Rapid decline of the CO2 buffering capacity in the North Sea and implications for the North Atlantic Ocean
Prowe, A. E. Friederike
van Heuven, Steven
Baar, Hein J. W. de
Borges, Alberto V.
Lima, Ivan D.
Doney, Scott C.
MetadataShow full item record
New observations from the North Sea, a NW European shelf sea, show that between 2001 and 2005 the CO2 partial pressure (pCO2) in surface waters rose by 22 μatm, thus faster than atmospheric pCO2, which in the same period rose approximately 11 μatm. The surprisingly rapid decline in air-sea partial pressure difference (ΔpCO2) is primarily a response to an elevated water column inventory of dissolved inorganic carbon (DIC), which, in turn, reflects mostly anthropogenic CO2 input rather than natural interannual variability.

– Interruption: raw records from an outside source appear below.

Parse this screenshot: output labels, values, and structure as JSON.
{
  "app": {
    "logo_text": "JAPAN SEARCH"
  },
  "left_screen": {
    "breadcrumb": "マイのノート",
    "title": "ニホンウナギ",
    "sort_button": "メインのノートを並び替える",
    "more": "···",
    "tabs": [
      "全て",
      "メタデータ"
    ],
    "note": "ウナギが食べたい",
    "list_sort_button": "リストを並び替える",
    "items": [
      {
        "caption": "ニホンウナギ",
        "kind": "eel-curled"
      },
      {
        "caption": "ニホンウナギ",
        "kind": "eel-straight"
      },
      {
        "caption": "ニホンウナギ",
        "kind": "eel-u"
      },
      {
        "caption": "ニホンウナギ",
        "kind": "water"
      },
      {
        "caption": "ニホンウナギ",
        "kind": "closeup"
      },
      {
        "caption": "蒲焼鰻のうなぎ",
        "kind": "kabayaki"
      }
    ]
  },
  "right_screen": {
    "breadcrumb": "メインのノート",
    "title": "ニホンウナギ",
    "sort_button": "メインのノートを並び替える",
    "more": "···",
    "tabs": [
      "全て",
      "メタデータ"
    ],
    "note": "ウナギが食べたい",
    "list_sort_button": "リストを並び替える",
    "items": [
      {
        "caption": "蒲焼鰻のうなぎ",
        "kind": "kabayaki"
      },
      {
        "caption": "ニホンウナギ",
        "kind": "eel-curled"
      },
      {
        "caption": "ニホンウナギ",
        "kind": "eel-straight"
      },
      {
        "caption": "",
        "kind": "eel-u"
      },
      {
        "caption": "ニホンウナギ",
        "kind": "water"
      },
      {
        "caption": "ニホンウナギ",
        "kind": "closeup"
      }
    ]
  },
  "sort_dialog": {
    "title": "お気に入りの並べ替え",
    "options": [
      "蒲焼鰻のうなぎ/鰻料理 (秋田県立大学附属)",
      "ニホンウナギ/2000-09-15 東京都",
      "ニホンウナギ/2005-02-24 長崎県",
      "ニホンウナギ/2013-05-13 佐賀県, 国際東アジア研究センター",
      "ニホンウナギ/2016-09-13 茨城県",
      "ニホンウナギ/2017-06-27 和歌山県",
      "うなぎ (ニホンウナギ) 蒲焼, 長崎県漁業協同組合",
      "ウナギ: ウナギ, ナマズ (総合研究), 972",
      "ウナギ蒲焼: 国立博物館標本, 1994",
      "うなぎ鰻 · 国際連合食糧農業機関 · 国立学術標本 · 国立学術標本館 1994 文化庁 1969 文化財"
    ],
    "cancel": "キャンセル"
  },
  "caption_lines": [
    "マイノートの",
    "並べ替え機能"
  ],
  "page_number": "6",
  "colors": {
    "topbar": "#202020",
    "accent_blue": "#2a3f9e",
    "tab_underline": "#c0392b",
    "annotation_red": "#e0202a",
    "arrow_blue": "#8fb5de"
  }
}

The resulting decline in the buffering capacity of the inorganic carbonate system (increasing Revelle factor) sets up a theoretically predicted feedback loop whereby the invasion of anthropogenic CO2 reduces the ocean's ability to uptake additional CO2. Model simulations for the North Atlantic Ocean and thermodynamic principles reveal that this feedback should be stronger, at present, in colder midlatitude and subpolar waters because of the lower present-day buffer capacity and elevated DIC levels driven either by northward advected surface water and/or excess local air-sea CO2 uptake. This buffer capacity feedback mechanism helps to explain at least part of the observed trend of decreasing air-sea ΔpCO2 over time as reported in several other recent North Atlantic studies.
Author Posting. © American Geophysical Union, 2007. This article is posted here by permission of American Geophysical Union for personal use, not for redistribution. The definitive version was published in Global Biogeochemical Cycles 21 (2007): GB4001, doi:10.1029/2006GB002825.
Suggested CitationGlobal Biogeochemical Cycles 21 (2007): GB4001
Showing items related by title, author, creator and subject.
Tracing the Nd isotope evolution of North Atlantic Deep and Intermediate Waters in the western North Atlantic since the Last Glacial Maximum from Blake Ridge sediments Gutjahr, Marcus; Frank, Martin; Stirling, Claudine H.; Keigwin, Lloyd D.; Halliday, Alex N. (2007-10-23)A high-resolution authigenic Nd isotope record has been extracted from the Fe-Mn oxyhydroxide fraction of drift sediments along the Blake Ridge in the North Atlantic. These sediments facilitate reconstruction of the timing ...
The impact of the North Atlantic Oscillation on the uptake and accumulation of anthropogenic CO2 by North Atlantic Ocean mode waters Levine, Naomi M.; Doney, Scott C.; Lima, Ivan D.; Wanninkhof, Rik; Bates, Nicholas R.; Feely, Richard A. (American Geophysical Union, 2011-09-21)The North Atlantic Ocean accounts for about 25% of the global oceanic anthropogenic carbon sink. This basin experiences significant interannual variability primarily driven by the North Atlantic Oscillation (NAO). A suite ...
A science plan for a collaborative international research program on the coupled North Atlantic-Arctic system, a report of a Planning Workshop for an International Research Program on the Coupled North Atlantic-Arctic System developed from a workshop held in Arlington, VA 14-16 April 2014 Hofmann, Eileen E.; St. John, Mike; Benway, Heather M. (Ocean Carbon & Biogeochemistry Program, 2015)This North Atlantic-Arctic science plan is derived from an international workshop held in April 2014 with support from the National Science Foundation Division of Ocean Sciences and the European Union (EU). The workshop ...